As a young adult he enjoyed Dungeons & Dragons and admits he was sort of a geek who liked to fight.
As a bad ass, receiving his BFA, he drove a 68 Harley at 25 and toted a shotgun, and a 57 magnum during the LA Riots, while protecting the women of Otis College from looters at MacArthur Park, only after he had joined the Marines. Scoring high on the admittance test he picked a job in avionics and finished top of the class in boot camp stating he thought the drill sergeants were “funny”.
Now at 50, Konrad has shown his works in Munich, Tokyo, Berlin, and completely sold out at his last show at District Gallery, (ArtsDistrict) but still has something special in wait, if he ever catches the person who’s been going around defacing the power boxes, recently commissioned by the City for local artists like Konrad as metal canvases. Surveillance tapes show the shadowy character painting over the 3rd eye on the power box and since Konrad has completely erased his box on 5th and Spring to make way for new work.
His major influences being abstract expressionists Willem de Kooning, Egon Schiele and Jackson Pollack, Konrad undeniably has a darker side. One of the most successful artist in Downtown, he contemplated one idea of wanting to paint devil wings opposite friend and fellow Downtown “Angel Wing” artist Colette Miller, but after a brief conversation with her changed his mind in fears that she would kill him if he did.
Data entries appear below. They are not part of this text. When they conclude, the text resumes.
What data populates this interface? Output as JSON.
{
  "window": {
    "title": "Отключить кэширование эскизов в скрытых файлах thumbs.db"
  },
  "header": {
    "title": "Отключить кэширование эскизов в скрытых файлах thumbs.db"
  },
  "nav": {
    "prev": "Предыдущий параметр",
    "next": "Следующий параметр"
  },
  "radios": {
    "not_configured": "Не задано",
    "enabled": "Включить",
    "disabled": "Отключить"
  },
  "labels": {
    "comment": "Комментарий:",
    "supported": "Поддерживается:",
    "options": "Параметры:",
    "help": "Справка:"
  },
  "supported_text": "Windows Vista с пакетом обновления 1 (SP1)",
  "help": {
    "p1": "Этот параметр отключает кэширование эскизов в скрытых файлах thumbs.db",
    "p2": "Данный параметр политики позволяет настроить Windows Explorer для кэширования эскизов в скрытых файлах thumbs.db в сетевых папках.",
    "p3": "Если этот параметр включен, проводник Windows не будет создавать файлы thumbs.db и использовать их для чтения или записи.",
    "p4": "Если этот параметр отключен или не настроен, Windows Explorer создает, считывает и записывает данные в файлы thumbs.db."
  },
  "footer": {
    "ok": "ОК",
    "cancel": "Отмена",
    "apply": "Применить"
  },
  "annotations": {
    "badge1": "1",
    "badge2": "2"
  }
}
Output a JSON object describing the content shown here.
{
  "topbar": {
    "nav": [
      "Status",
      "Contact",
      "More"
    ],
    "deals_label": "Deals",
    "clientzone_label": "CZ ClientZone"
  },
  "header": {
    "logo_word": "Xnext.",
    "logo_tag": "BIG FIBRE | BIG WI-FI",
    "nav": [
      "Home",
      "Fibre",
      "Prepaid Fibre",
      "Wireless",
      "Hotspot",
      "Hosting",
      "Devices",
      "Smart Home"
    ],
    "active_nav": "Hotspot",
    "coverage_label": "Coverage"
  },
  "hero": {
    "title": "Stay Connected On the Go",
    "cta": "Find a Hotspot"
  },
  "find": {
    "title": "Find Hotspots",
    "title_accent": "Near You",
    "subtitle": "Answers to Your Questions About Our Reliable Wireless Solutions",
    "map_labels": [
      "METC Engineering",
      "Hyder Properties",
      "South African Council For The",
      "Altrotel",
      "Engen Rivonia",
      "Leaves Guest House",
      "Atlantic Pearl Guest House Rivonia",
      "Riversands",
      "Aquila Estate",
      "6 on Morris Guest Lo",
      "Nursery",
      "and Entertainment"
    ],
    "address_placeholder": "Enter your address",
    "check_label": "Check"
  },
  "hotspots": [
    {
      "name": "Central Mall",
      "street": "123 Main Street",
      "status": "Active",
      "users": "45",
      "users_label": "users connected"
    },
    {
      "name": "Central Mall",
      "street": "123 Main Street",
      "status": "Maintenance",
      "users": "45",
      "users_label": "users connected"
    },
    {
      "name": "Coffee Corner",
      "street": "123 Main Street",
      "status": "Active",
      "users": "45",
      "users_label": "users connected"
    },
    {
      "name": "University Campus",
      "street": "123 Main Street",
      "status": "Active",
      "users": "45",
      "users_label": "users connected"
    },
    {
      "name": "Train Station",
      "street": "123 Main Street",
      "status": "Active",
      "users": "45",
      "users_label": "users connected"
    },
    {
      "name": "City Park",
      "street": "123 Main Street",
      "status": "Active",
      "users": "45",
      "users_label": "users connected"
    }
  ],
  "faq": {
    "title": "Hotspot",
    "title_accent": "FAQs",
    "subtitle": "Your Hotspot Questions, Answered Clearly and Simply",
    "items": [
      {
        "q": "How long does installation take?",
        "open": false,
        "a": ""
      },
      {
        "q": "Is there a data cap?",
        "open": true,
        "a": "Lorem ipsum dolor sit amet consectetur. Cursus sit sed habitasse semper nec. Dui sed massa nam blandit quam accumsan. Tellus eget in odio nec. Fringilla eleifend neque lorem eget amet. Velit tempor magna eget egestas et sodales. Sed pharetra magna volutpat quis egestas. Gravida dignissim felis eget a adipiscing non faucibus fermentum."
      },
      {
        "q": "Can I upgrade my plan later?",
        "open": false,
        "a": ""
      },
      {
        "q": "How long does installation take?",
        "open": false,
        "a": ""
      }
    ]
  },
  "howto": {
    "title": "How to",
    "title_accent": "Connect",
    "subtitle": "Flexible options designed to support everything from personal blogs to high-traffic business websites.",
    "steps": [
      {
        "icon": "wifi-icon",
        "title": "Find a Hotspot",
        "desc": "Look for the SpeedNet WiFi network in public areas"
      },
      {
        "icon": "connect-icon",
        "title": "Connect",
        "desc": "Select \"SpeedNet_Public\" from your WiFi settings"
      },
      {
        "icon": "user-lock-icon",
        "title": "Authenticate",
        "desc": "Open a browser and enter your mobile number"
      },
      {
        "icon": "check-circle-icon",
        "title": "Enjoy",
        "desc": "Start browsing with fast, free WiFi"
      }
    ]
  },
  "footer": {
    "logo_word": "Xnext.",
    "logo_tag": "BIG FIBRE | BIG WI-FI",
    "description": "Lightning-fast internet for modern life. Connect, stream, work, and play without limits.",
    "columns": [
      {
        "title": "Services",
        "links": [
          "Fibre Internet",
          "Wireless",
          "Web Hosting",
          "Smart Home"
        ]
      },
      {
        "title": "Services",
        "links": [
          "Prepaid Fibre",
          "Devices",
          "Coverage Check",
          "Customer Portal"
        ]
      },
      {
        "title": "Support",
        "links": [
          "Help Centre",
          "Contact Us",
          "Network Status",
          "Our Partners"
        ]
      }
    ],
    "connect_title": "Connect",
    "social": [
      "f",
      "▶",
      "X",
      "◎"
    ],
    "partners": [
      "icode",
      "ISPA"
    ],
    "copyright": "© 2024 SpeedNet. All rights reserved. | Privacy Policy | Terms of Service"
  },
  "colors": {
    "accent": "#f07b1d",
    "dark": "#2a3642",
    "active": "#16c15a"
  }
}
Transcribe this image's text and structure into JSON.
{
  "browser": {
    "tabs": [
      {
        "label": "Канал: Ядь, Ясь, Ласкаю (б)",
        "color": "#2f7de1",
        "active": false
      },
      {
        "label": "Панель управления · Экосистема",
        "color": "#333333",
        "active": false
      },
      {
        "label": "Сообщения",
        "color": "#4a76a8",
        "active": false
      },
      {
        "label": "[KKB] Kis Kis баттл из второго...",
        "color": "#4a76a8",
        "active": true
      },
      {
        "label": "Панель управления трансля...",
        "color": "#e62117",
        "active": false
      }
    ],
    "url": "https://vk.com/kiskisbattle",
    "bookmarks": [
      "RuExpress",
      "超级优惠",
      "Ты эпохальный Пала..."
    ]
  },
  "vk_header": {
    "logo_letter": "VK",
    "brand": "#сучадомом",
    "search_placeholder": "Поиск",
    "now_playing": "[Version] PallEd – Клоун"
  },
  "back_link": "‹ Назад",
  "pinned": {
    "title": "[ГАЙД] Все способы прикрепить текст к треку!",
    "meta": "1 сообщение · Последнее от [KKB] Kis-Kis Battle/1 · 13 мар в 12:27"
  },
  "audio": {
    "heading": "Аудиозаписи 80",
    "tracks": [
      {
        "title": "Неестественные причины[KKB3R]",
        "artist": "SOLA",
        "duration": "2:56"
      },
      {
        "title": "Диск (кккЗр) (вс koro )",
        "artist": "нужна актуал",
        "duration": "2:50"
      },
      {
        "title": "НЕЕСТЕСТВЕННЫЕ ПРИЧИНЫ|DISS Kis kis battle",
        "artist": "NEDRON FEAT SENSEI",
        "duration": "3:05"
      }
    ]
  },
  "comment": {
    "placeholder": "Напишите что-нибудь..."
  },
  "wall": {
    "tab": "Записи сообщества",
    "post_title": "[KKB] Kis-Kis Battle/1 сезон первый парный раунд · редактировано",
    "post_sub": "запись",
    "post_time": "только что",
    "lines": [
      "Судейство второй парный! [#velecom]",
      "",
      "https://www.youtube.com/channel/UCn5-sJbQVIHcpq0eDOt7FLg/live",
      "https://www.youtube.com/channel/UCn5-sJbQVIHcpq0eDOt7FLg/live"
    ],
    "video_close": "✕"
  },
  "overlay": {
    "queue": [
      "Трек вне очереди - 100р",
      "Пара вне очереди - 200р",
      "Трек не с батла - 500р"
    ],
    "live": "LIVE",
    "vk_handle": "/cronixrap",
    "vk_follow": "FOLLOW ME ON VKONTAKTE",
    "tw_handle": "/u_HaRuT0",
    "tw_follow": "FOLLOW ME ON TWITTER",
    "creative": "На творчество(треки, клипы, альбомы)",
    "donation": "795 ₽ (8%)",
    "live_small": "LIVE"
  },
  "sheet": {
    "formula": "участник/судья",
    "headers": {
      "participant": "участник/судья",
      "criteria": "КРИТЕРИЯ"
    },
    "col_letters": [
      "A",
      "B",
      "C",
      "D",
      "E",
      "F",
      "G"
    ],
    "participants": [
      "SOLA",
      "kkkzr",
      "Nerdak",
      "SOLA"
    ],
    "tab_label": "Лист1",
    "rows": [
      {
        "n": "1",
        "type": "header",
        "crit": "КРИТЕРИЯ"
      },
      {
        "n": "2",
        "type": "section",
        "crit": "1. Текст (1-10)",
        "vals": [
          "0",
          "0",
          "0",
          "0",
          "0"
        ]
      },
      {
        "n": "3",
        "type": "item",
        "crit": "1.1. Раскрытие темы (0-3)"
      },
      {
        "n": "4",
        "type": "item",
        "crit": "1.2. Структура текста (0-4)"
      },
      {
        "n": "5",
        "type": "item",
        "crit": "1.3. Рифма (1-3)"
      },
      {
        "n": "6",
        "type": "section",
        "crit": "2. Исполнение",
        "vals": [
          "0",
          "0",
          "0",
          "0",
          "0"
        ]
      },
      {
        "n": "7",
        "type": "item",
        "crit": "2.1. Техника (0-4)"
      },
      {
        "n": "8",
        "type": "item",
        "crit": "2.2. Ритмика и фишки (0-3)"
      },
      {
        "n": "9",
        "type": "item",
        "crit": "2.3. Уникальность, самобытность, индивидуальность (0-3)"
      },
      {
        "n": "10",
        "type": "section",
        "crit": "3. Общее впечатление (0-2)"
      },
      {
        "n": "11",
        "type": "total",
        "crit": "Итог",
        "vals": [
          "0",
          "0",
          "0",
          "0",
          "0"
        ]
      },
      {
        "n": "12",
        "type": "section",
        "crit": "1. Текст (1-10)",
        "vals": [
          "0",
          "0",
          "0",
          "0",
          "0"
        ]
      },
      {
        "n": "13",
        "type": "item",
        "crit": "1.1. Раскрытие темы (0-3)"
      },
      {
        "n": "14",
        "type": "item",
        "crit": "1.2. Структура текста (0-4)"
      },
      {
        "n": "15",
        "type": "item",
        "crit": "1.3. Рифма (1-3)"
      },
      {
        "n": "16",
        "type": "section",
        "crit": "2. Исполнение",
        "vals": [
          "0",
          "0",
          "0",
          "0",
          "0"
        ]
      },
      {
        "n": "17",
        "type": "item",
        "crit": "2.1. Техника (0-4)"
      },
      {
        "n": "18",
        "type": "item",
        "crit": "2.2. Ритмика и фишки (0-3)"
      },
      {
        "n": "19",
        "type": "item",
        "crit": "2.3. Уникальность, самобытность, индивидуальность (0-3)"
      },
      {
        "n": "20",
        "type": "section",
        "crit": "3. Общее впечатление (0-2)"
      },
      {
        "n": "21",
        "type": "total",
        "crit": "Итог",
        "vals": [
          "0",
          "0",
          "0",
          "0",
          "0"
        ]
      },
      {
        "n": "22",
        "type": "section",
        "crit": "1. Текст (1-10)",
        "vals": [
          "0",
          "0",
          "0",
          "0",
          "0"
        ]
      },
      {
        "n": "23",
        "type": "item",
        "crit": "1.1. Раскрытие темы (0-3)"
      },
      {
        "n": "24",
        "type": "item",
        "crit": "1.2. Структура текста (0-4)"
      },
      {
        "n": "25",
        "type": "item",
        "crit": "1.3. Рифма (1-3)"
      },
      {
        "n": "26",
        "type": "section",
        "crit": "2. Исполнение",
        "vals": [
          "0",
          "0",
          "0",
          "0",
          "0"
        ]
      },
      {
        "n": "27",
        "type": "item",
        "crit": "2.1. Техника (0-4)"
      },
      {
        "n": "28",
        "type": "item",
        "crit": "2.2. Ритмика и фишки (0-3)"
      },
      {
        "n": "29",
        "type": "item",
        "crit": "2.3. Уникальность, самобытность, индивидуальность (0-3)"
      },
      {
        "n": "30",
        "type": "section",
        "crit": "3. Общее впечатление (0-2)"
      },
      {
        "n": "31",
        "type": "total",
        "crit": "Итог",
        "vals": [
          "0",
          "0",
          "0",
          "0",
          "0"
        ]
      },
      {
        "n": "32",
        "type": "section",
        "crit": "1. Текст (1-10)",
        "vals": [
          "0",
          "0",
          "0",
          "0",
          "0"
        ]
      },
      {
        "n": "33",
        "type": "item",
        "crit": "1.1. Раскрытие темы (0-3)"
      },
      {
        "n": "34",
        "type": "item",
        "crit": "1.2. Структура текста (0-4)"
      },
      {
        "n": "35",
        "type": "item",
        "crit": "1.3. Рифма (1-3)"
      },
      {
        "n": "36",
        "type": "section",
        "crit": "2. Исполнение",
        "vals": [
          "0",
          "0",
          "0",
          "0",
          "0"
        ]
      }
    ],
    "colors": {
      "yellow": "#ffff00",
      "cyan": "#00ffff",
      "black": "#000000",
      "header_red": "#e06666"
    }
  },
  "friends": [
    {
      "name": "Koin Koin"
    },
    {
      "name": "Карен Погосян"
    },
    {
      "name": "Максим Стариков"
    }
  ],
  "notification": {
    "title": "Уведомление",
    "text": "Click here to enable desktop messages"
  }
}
Monologue NOT Dialog.
Konrad’s use of charcoal, oil, acrylic, spray paint aren’t meant to produce “perfect art”, and Konrad likes it that way, saying “if you want perfect art, take a photo.”
“Art is a dialog, not a monolog it’s like the difference between
sex and masturbation”
Unstructured private parts, multiple arms, and third eyes can be creepy to some people. And that’s OK too according to Konrad. As conversations are aroused doing art that is meant to be seen, becomes an exchange, starting with the artist, then engaging the viewer who joins in to become just as much as part of the art as he is. The viewer in coming up with their own concepts many times change the way he even looks at the art… allowing him to often think…”Wow, I never really thought about that before”, and the reason why he feels so strongly that art is a dialog and not a monolog.
With age comes wisdom.
Konrad has long overcome his days as a starving artist contributing his success to mainly work, work, and more work. His is steadfast in his efforts incorporating an unwavering daily routine that includes, breakfast, a swim, walking the dogs, and creating for the remaining hours of each day.
He shares the same hours of work as his beautiful wife, Faye, who works in the corporate sector; 6:30am to 6:00pm except in the days before a show, where its very possible for him to put in 23 consecutive hours of overtime.
Konrad’s advice for young artists is to simply go out and meet people. He states it’s seldom that he submits his work for acceptance to galleries as he is often invited. But most important, being an artist is also being a supporter of the arts and one should take time to attend art shows and make new connections as much as possible.
Artists of DTLA will receive the proper credit due for helping to rejuvenate “TheGRIT” and Konrad is sure to remain, solidifying his place in Downtown history and producing thought and soul provoking works readily available for sale and the public eye…or should we say “eyes”.
EMMERIC KONRAD – MM IN TRIBUTE TO THE MEMPHIS 3
Focusing on the wrongly accused boys in prison, I wanted to remind everyone that there were six victims of this horrible crime so I made portraits of the three murdered boys. I used the last school photos as reference and since their bodies had been found in a creek bed I went to the LA River to find the wood used for the Tryptic.
It was the most difficult painting I had ever done.